## TASK PROMPT
Report every line of the records beneath this task that holds the string "author".

****************************************

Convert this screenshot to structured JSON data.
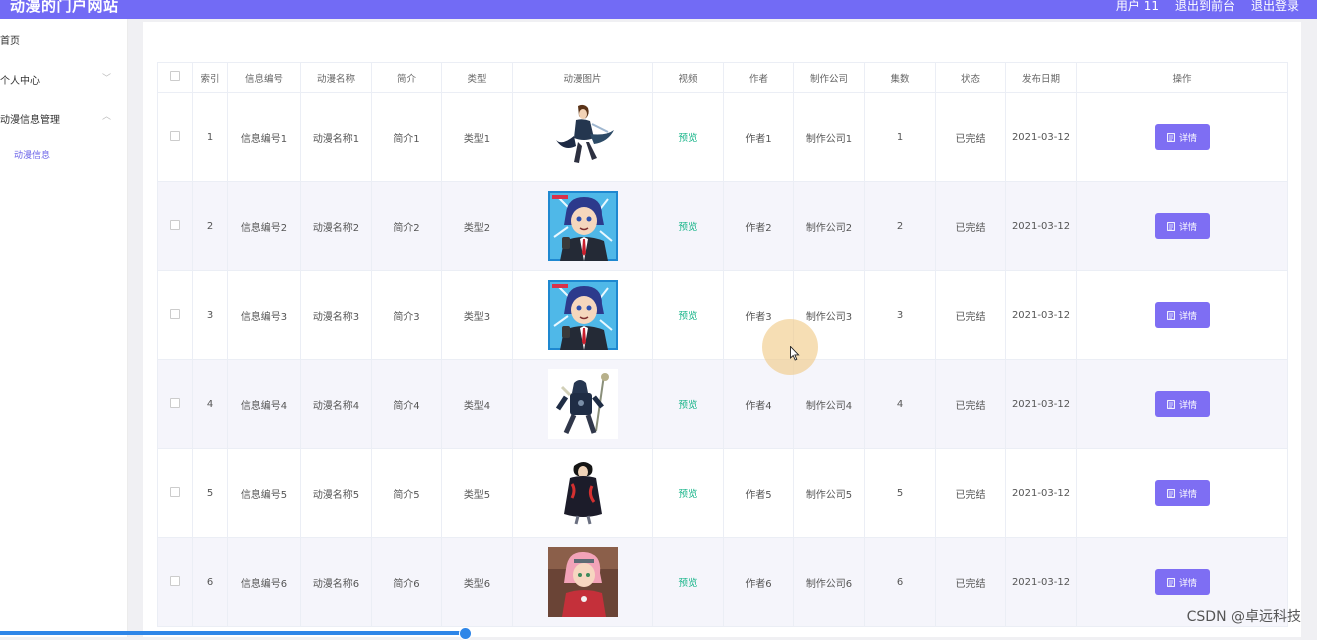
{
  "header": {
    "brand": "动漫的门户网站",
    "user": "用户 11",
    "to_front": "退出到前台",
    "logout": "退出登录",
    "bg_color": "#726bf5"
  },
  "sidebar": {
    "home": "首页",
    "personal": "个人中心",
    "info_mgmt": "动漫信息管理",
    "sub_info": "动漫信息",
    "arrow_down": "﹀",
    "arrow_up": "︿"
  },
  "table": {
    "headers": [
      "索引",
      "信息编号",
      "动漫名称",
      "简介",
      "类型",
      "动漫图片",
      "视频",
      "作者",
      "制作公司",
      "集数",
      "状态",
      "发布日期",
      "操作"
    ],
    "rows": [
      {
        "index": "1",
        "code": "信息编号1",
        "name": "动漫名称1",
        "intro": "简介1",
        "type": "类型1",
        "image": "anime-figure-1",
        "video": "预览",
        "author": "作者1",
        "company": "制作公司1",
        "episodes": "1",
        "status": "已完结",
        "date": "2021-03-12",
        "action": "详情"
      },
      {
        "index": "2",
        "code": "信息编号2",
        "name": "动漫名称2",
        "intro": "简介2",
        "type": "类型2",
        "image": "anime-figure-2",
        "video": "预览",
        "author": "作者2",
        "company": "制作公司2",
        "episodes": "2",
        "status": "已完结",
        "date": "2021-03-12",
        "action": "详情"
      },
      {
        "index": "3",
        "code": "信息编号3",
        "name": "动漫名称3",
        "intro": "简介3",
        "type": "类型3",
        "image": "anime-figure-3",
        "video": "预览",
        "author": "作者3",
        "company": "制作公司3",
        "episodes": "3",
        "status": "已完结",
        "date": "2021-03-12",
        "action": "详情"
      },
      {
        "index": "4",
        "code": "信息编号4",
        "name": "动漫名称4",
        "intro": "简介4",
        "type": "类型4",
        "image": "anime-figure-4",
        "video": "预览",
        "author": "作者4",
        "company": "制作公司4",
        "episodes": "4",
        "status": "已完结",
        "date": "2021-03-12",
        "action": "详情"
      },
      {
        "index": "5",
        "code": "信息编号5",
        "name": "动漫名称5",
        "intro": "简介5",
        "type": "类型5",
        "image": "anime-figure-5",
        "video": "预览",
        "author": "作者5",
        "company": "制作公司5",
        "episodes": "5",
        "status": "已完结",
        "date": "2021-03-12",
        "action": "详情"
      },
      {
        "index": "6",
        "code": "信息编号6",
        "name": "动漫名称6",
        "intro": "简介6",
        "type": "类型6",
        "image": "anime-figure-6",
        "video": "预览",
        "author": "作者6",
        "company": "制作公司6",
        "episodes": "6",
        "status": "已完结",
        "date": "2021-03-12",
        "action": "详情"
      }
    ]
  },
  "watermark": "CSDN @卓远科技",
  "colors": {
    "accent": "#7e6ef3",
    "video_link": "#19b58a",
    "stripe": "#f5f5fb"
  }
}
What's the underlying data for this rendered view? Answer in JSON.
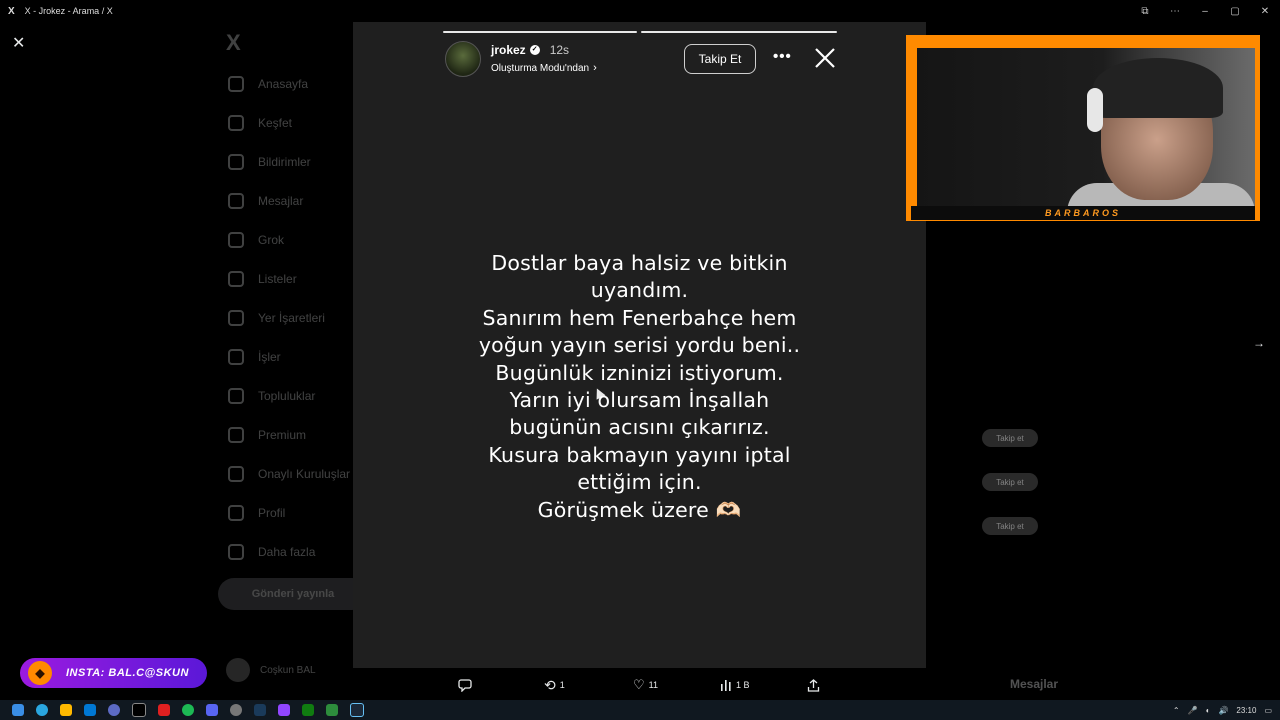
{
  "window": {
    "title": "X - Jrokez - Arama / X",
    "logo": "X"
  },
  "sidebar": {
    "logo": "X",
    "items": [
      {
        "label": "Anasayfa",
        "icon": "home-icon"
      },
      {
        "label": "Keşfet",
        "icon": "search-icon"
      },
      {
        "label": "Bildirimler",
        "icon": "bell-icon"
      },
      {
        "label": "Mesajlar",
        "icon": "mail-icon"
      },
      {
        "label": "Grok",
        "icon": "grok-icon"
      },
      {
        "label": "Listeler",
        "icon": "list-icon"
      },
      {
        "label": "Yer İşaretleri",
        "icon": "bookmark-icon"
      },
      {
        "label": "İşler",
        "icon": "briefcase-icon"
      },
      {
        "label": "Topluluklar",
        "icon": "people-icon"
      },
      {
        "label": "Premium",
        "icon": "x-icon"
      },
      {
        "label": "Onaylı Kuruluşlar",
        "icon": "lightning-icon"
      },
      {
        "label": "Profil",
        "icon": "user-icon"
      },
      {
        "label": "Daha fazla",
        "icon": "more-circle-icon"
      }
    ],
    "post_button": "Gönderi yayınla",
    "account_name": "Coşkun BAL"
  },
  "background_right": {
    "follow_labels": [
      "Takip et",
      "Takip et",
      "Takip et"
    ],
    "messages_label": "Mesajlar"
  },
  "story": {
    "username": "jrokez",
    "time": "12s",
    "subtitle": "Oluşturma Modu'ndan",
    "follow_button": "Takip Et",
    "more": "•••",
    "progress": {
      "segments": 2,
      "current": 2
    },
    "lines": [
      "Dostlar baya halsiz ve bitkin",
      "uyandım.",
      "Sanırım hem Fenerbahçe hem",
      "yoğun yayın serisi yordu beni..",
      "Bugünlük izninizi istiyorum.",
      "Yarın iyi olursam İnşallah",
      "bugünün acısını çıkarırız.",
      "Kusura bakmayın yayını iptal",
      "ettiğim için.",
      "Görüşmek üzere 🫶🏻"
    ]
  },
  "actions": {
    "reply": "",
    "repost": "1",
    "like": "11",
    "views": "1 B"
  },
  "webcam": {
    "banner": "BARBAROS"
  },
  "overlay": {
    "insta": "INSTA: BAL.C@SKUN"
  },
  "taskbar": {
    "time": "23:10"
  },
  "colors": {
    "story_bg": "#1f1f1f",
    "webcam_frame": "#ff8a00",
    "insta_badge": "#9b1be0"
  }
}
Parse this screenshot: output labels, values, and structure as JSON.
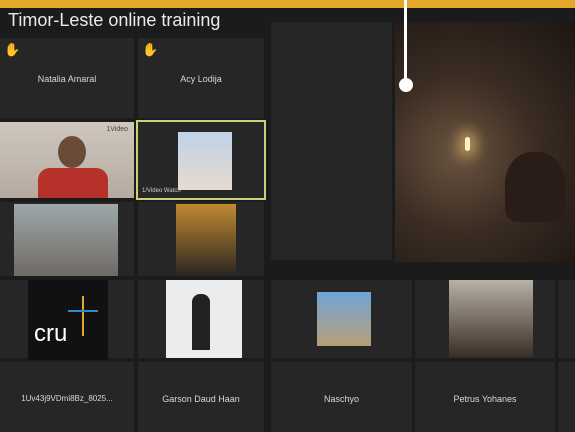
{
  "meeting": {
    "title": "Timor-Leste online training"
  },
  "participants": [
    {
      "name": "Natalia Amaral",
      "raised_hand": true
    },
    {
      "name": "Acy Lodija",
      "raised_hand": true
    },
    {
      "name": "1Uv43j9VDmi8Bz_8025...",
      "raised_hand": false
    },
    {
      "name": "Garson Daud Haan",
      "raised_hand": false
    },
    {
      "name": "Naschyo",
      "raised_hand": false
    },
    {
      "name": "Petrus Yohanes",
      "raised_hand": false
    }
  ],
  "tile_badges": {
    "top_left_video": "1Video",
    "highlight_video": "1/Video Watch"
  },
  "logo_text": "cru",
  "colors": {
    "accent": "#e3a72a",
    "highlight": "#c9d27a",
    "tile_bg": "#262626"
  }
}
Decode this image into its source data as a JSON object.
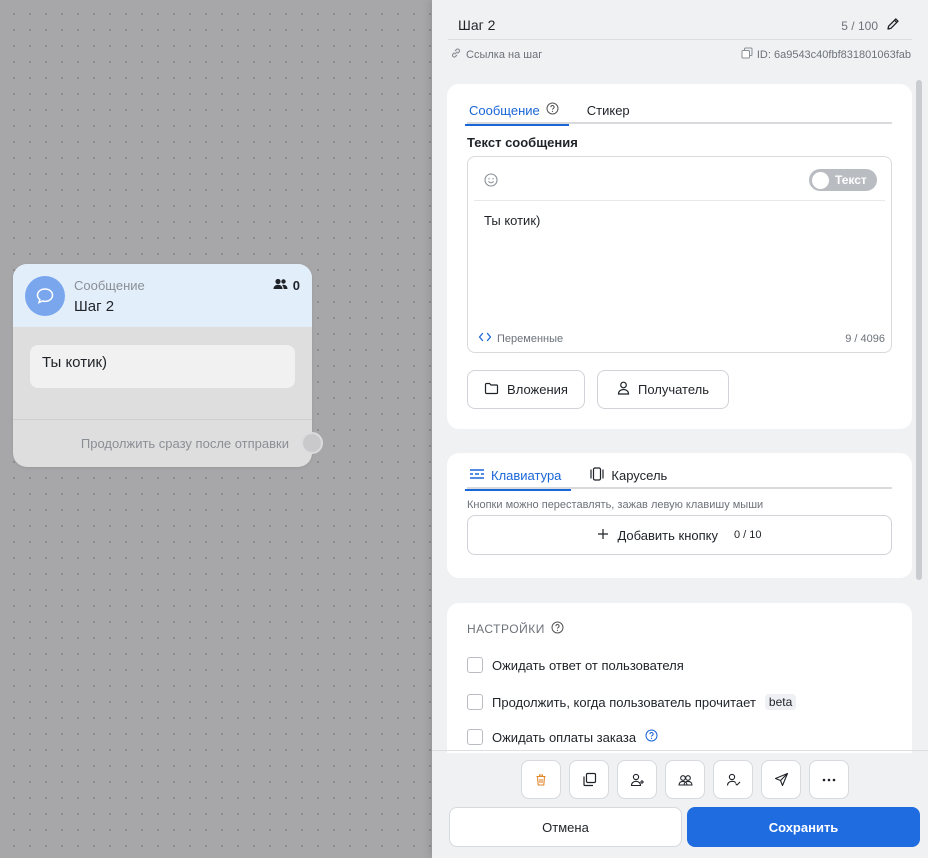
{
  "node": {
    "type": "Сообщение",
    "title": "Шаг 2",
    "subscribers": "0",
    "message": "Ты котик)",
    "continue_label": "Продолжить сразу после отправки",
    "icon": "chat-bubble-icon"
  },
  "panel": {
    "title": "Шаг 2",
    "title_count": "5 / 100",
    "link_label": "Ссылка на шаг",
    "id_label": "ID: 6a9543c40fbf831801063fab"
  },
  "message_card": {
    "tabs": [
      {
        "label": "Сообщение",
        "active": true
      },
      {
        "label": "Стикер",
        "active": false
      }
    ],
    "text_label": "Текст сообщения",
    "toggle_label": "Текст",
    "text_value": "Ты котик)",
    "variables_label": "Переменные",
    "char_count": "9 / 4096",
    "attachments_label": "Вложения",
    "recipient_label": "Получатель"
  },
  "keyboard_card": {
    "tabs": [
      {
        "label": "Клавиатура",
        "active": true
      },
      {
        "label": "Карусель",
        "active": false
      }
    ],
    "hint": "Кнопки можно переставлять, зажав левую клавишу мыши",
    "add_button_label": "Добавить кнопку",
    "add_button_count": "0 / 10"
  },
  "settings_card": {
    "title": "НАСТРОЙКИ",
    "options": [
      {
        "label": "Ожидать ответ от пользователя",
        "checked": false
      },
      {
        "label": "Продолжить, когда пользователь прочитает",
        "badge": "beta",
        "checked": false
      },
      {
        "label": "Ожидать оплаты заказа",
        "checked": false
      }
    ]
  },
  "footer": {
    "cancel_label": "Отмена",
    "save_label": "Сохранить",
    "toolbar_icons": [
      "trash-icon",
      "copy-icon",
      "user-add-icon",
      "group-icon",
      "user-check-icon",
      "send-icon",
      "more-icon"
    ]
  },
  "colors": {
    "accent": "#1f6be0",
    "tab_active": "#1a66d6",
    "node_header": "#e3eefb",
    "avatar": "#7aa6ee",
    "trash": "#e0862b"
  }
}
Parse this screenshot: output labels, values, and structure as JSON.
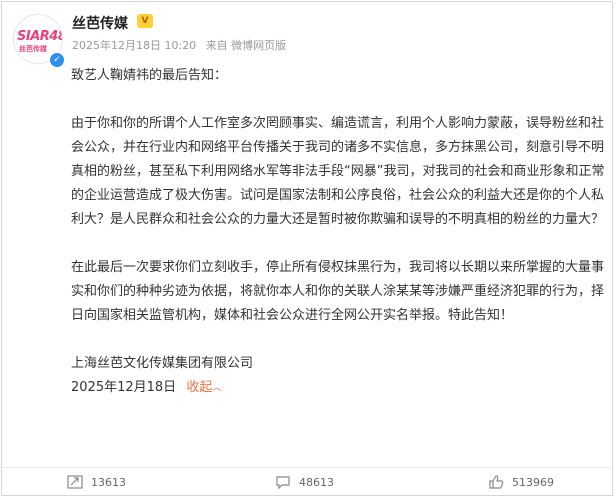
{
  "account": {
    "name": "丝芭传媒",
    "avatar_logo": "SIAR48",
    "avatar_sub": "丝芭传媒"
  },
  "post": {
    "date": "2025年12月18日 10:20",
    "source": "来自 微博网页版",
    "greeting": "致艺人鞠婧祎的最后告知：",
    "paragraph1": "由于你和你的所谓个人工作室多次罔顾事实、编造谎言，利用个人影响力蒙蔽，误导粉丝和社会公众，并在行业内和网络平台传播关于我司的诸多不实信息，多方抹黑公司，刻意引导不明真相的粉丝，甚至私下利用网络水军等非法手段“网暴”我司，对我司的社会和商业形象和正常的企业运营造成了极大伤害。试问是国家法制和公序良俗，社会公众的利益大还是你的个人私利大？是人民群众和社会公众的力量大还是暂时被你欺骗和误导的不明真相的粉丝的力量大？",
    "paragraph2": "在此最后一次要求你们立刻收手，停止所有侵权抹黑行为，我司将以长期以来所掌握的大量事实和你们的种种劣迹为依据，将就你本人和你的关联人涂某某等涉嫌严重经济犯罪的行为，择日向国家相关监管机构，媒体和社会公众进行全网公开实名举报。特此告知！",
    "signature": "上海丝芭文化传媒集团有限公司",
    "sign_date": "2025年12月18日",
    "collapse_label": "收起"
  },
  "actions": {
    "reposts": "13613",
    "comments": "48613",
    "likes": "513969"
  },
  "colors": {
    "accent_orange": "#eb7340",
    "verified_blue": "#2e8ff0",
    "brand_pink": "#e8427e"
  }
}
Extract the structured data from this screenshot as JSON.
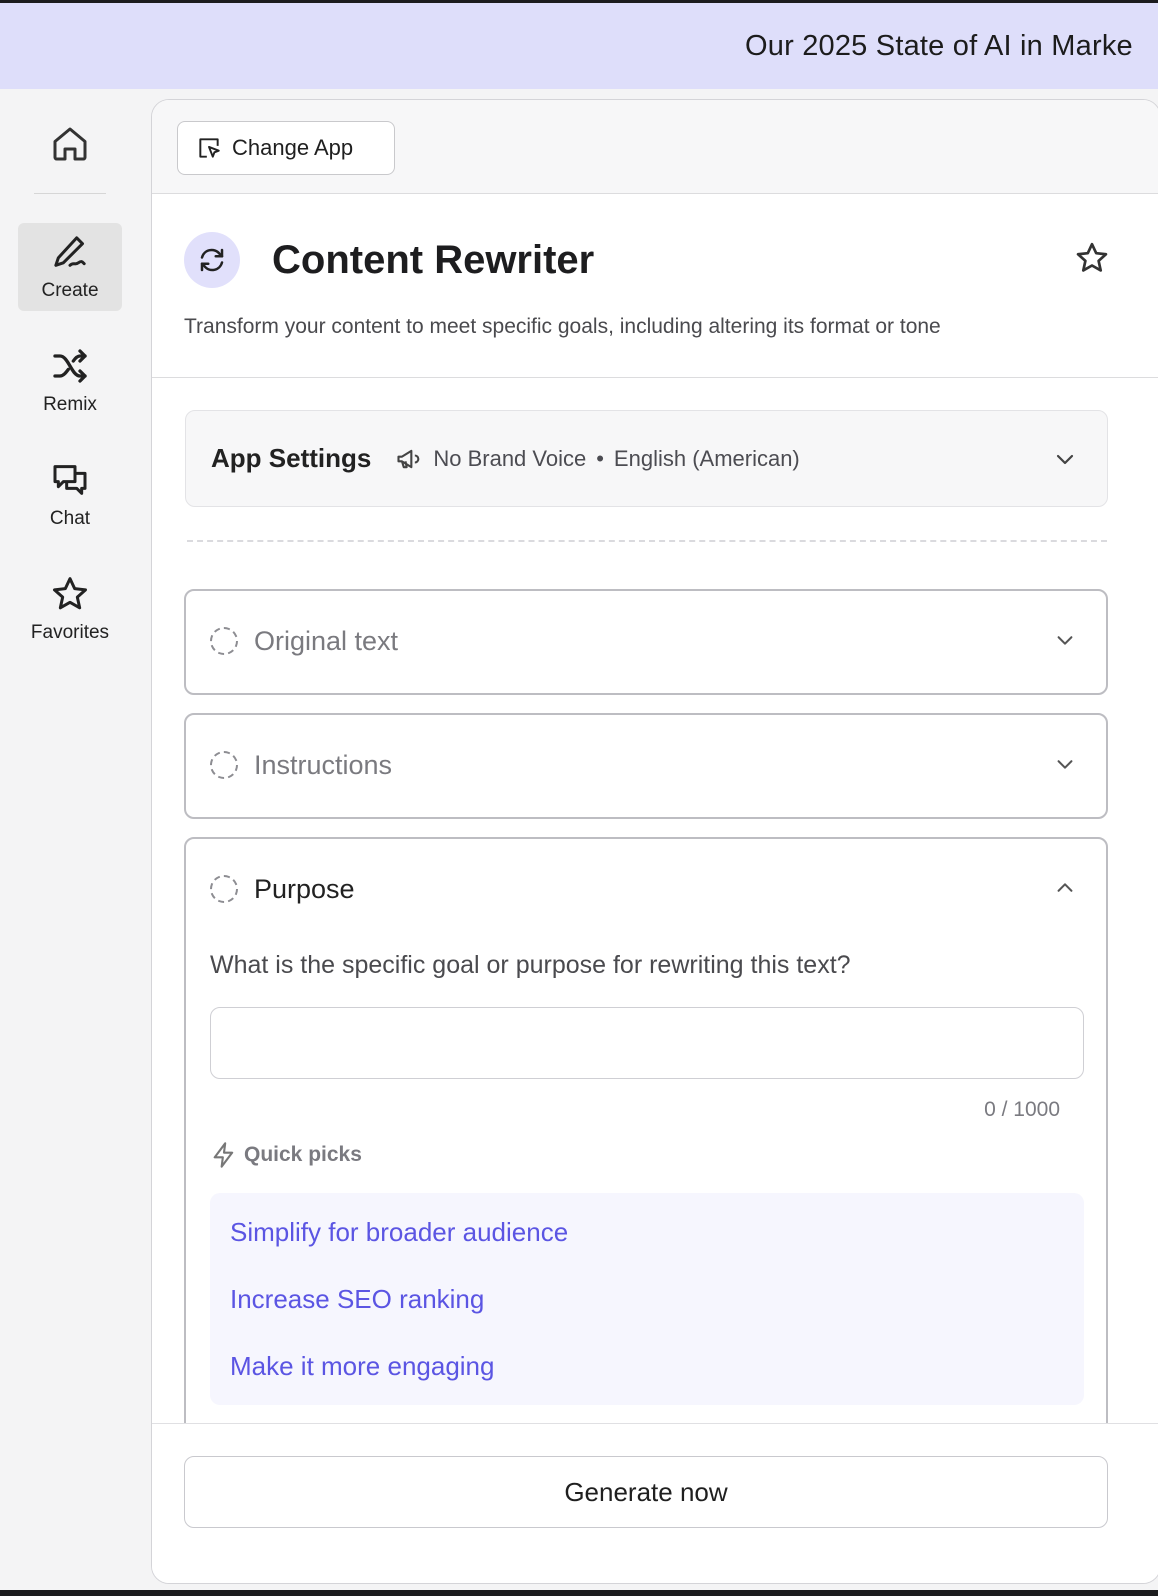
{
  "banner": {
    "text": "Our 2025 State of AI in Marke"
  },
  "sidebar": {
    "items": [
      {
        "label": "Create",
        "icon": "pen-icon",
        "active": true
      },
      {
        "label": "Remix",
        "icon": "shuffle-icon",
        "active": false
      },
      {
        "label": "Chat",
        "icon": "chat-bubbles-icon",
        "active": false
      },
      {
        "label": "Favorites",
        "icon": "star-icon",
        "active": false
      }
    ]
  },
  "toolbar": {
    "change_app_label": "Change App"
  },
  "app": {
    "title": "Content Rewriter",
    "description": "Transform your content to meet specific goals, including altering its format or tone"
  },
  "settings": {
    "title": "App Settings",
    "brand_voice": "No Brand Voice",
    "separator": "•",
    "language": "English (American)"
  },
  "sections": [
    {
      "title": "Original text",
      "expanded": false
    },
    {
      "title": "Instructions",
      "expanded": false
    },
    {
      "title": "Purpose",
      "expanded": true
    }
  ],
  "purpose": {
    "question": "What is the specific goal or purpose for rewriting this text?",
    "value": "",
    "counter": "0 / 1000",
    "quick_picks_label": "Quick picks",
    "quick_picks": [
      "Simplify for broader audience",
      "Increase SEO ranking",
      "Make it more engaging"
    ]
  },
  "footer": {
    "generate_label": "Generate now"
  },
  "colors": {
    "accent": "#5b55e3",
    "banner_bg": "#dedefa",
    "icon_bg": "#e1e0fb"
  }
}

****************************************

## FINISHED EXERCISE
        "author": "作者1",
        "author": "作者2",
        "author": "作者3",
        "author": "作者4",
        "author": "作者5",
        "author": "作者6",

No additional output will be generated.